Ezell Edwards was terminated from his employment as a mill worker at USS-Posco Industries’ (UPI’s) tin mill after he made generalized threats of violence against UPI, including a statement that “they’re going to have to change the company’s name from USS-Posco to USSColumbine.” The trial court issued a three-year injunction in the name of the UPI supervisor who had initiated disciplinary action against Edwards, even though there was no evidence that Edwards had made any direct threats against the supervisor. Edwards unsuccessfully sought to modify the injunction, claiming that he was a well known “trash talker” but that he never took any violent action and should not have been taken seriously. On appeal, Edwards further argued that theinjunction order should have been modified because he had not directed any threats specifically at the supervisor in whose name the injunction was issued.

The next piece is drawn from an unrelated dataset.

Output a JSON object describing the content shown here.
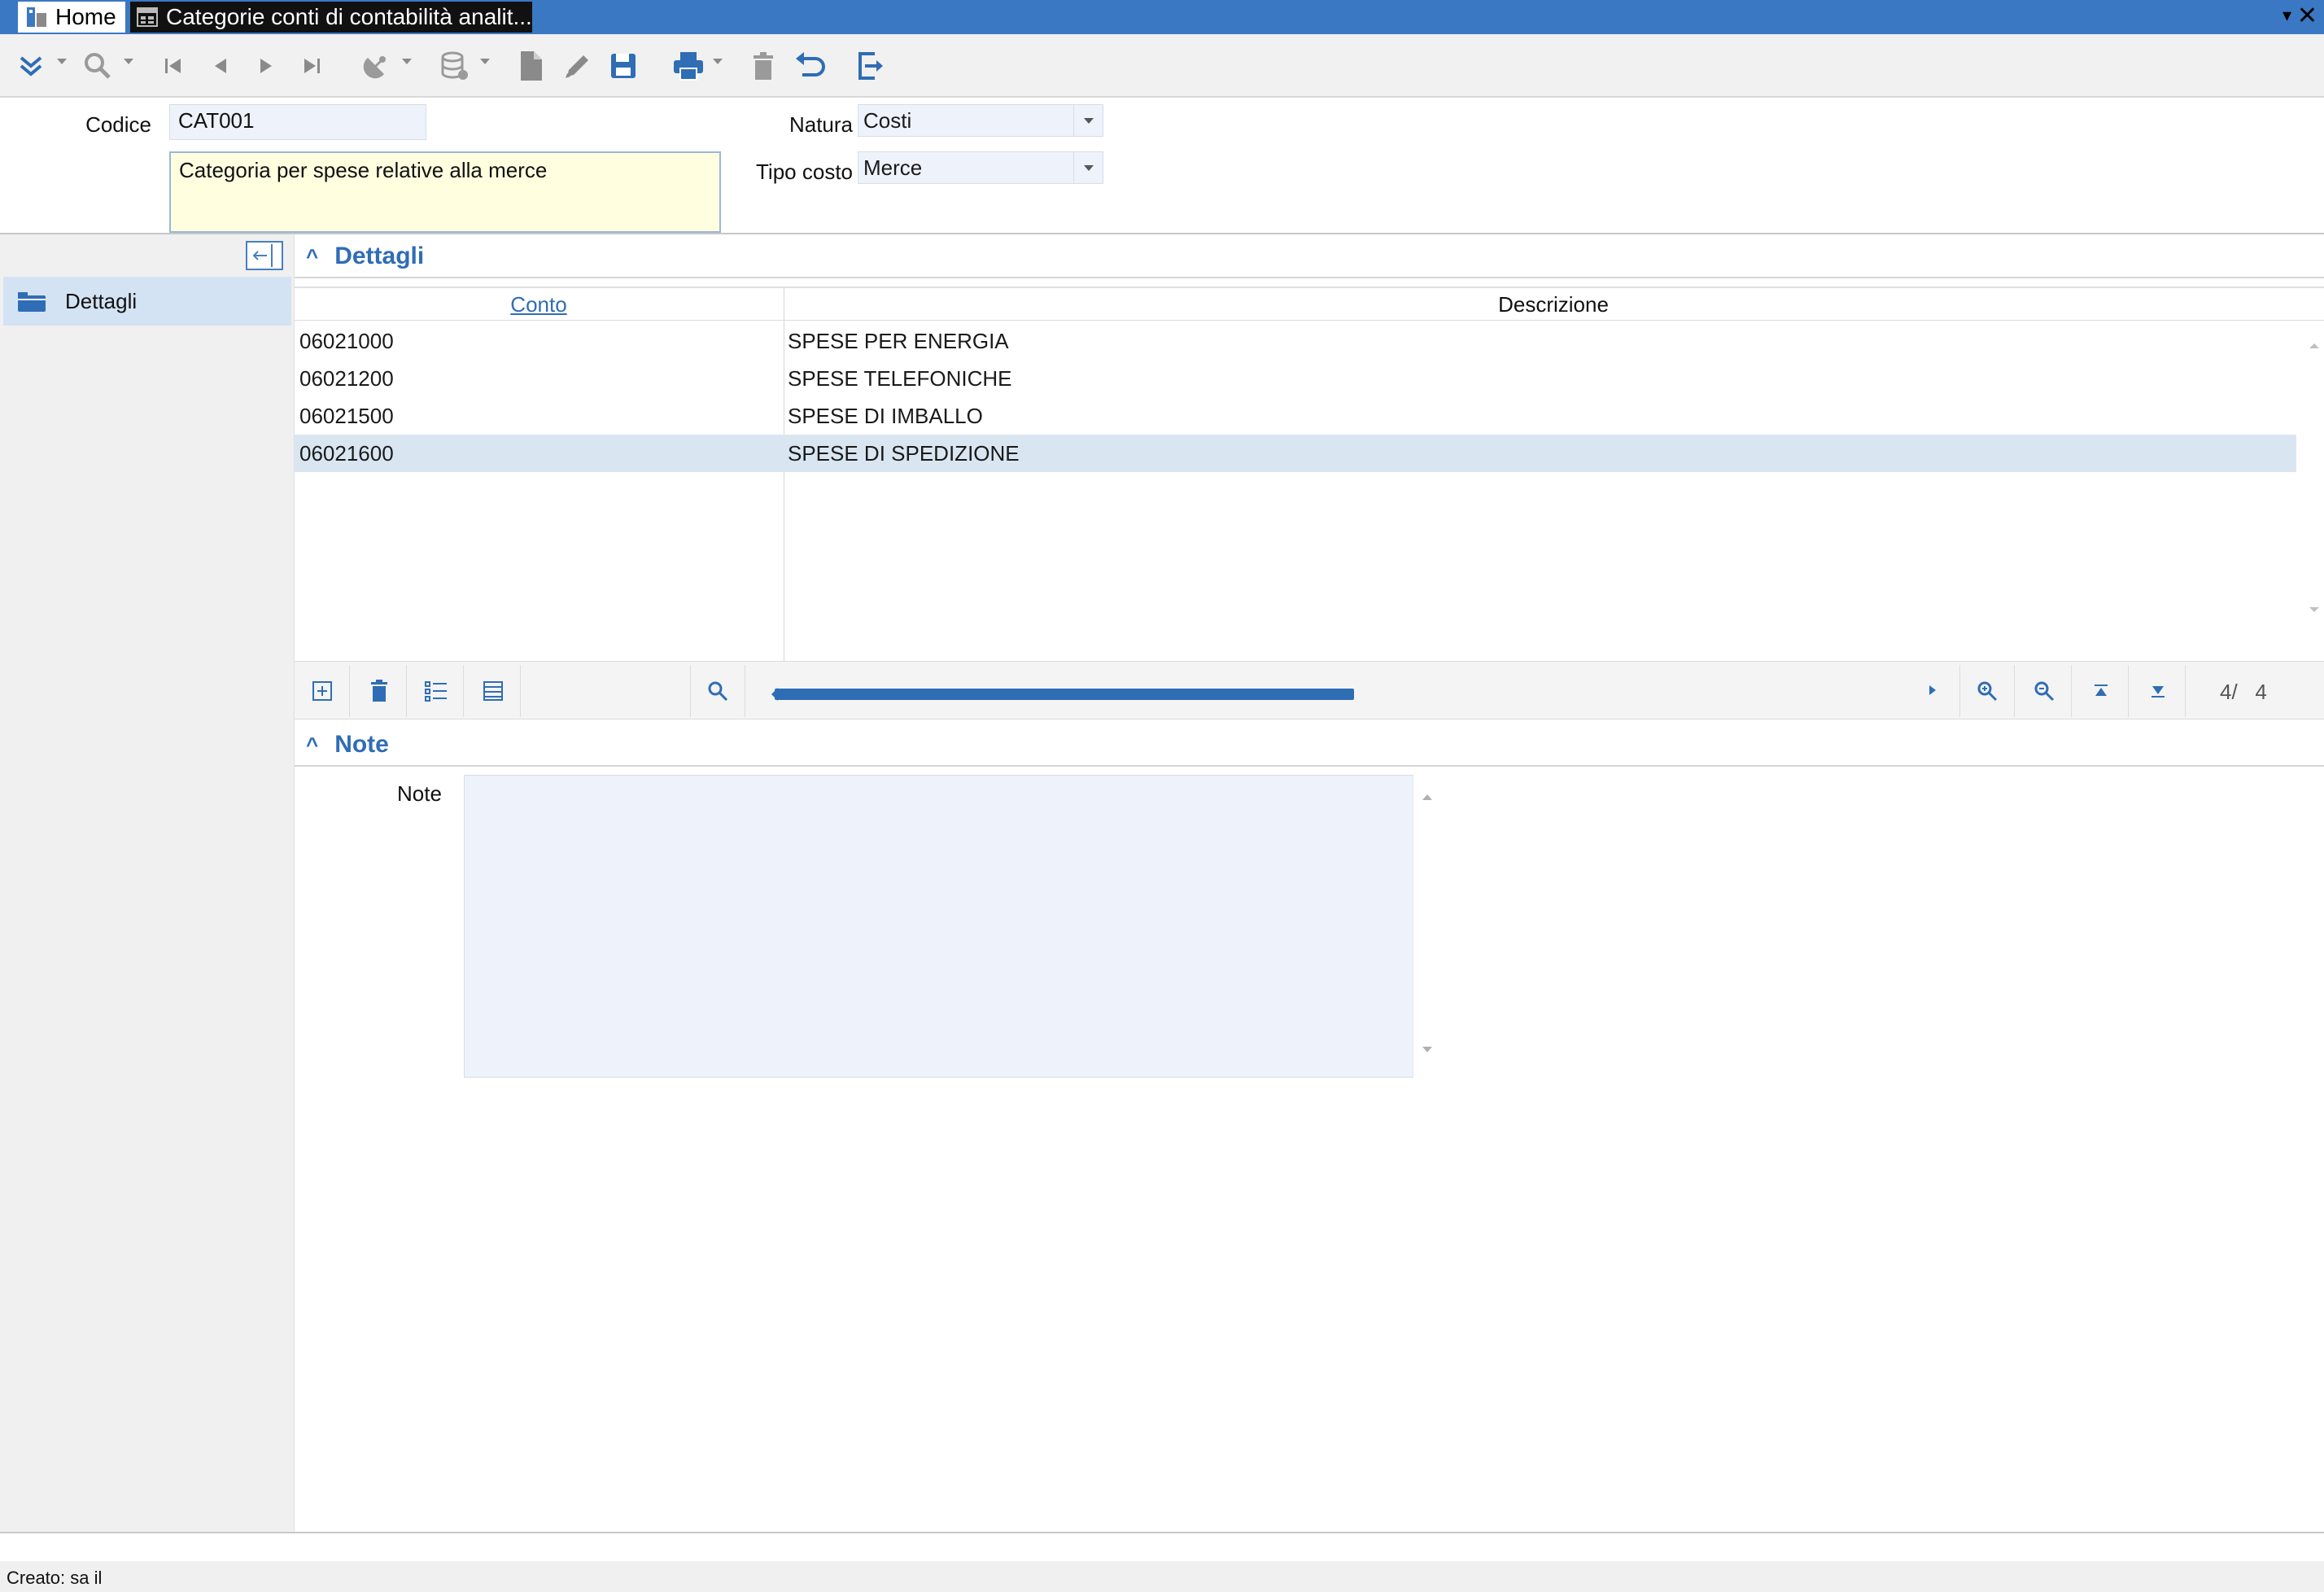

The Court of Appeal upheld the trial court’s order denying Edwards’ motion to modify the injunction, holding that “an employer may seek relief under [Code of Civil Procedure section 527.8] on behalf of any employee who is credibly threatened with unlawful violence, whether or not that employee is identified by the defendant.” The Court of Appeal also rejected Edwards’ arguments that there was insufficient evidence to support the injunction, that UPI had retaliated against him for his prior complaints of racial discrimination and that his statements were protected by the First Amendment.